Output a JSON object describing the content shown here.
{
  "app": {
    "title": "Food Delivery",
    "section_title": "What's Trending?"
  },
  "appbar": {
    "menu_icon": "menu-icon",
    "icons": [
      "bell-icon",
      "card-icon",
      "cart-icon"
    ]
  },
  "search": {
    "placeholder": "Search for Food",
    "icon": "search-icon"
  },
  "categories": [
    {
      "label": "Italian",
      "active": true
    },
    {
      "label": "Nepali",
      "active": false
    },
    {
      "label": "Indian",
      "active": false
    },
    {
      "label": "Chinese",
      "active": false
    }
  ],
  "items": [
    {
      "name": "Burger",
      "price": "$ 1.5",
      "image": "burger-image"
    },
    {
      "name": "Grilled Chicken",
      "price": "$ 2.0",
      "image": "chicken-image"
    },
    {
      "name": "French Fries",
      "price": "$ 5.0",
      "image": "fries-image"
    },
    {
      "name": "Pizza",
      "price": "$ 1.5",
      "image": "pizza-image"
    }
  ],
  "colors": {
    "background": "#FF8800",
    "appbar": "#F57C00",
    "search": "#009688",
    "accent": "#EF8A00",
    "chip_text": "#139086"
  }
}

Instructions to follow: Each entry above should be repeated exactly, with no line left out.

Output of the exercise:
Output a JSON object describing the content shown here.
{
  "app": {
    "title": "Food Delivery",
    "section_title": "What's Trending?"
  },
  "appbar": {
    "menu_icon": "menu-icon",
    "icons": [
      "bell-icon",
      "card-icon",
      "cart-icon"
    ]
  },
  "search": {
    "placeholder": "Search for Food",
    "icon": "search-icon"
  },
  "categories": [
    {
      "label": "Italian",
      "active": true
    },
    {
      "label": "Nepali",
      "active": false
    },
    {
      "label": "Indian",
      "active": false
    },
    {
      "label": "Chinese",
      "active": false
    }
  ],
  "items": [
    {
      "name": "Burger",
      "price": "$ 1.5",
      "image": "burger-image"
    },
    {
      "name": "Grilled Chicken",
      "price": "$ 2.0",
      "image": "chicken-image"
    },
    {
      "name": "French Fries",
      "price": "$ 5.0",
      "image": "fries-image"
    },
    {
      "name": "Pizza",
      "price": "$ 1.5",
      "image": "pizza-image"
    }
  ],
  "colors": {
    "background": "#FF8800",
    "appbar": "#F57C00",
    "search": "#009688",
    "accent": "#EF8A00",
    "chip_text": "#139086"
  }
}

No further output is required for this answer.